EuropaBio response to the EU general pharmaceuticals legislation
Brussels, 27 April 2021-COVID-19 has shown that only science-based and high-risk research embedded in a strong life science industry ecosystem can bring the lasting solutions to health challenges. “Revision of European pharmaceutical legislation creates an opportunity to create a future-proof and patient-oriented biotechnology sector in the EU.”, says Dr Claire Skentelbery, Director General of EuropaBio.
Therefore, we caution against the current temptation to use the regulatory tools designed for medicines authorization to address availability issues that are clearly within the remit of Member States. To regain EU’s global leadership, EU has to become a home for R&D, simultaneously ensuring that and a cutting-edge industry secures high-quality and affordable care for citizens. Improved access to accelerated innovation, long-term vision for the healthcare ecosystem and better coordination among Member States will enable the EU to respond to future health threats more efficiently.
EuropaBio, the association representing companies of all sizes, plus 15 national associations and their 1500 SMEs, cautions against (well-intentioned) interference into the remit of Member States and use of regulatory tools designed for medicines authorization to solve issues related to the availability of medicines.
Whilst equal access to medicines across the EU is a shared goal, members of EuropaBio believe that placing them on the market should not be linked with incentives. Utilising soft law policy instruments instead of legislative changes might be considered to enhance access to and uptake of medicines, in order to increase application of novel agreements and attractiveness of clinical trials in the EU, to manage environmental risk and ensure security of supply.
‘No patient should be left behind or prioritised over another’, - says Bernard Grimm, Director of Healthcare Policy of EuropaBio. Health conditions with no treatment, and those with insufficient treatments where quality of life can be improved, should be both prioritised. Simplifying processes across Member States may improve access and availability of medicines significantly.’
The EU biotech sector, mostly made up of SMEs, relies on robust IP and targeted incentives that enable companies to raise risk capital. Many of the companies remain unprofitable until their scientific breakthrough become commercially viable. To keep pace with the rest of the world, future EU incentives should reflect the economic challenges of developing and bringing health innovation to patients.
The uptake of digital tools not only improves R&D, but also optimises diagnostics and treatments, while increasing cost-effectiveness of healthcare systems. An appropriate legislative framework is needed to ensure common EU standards for the collection, interoperability, access and use of data.
EuropaBio supports all initiatives aimed at enhancing security of medicine supply. Working together with manufacturers to ensure stable supply mechanisms is the most efficient way to achieve secure supply of medicines.
Reduced regulatory burden accelerated production of COVID 19 related products. Thus, easy to navigate, swift and up to date regulatory processes shall be applied in critical areas of unmet needs based on COVID-19 learnings.
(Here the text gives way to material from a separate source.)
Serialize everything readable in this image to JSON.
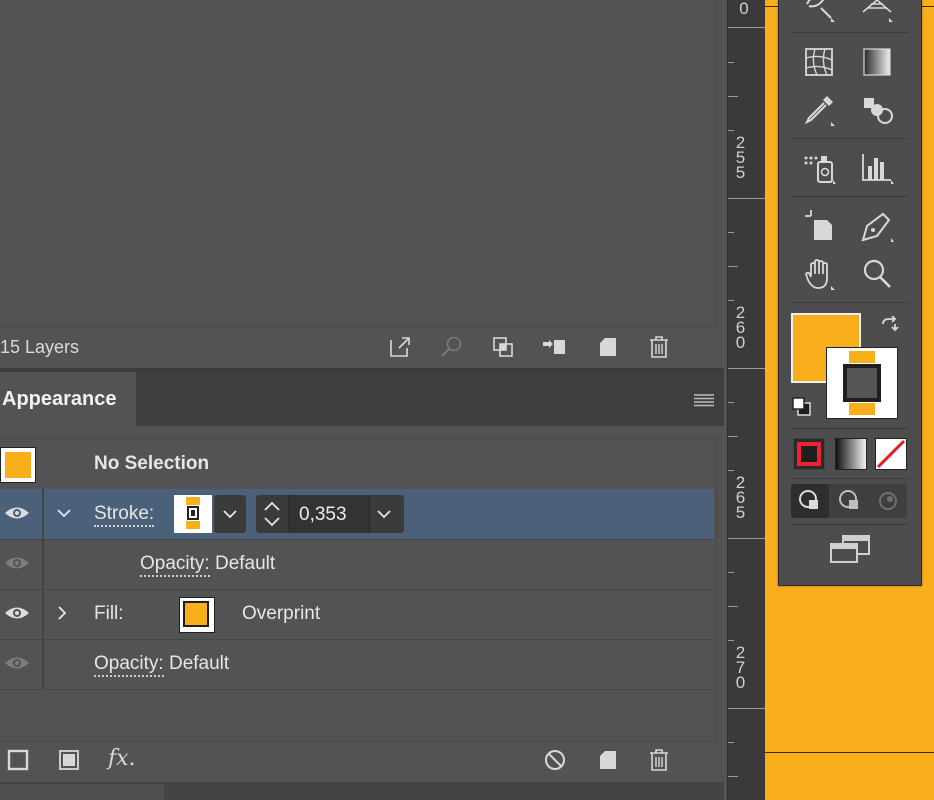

EU needs legislation to make GMO assessment process through an exemption scheme easier and faster. A flexible PRIME scheme with earlier access, capacity to provide rapid scientific advice and regulatory input extended to new indications of existing products would accelerate innovation. Fit-for-purpose RWE for regulatory benefit-risk assessment should be accepted to drive clinical development. Decentralised and single-arm clinical trials should be accepted to speed up access to novel technologies.
This result of this review is critical to the growth of the EU biotech industry and the health of European patients. EuropaBio is eager to work with the Commission to achieve an innovation supportive outcome.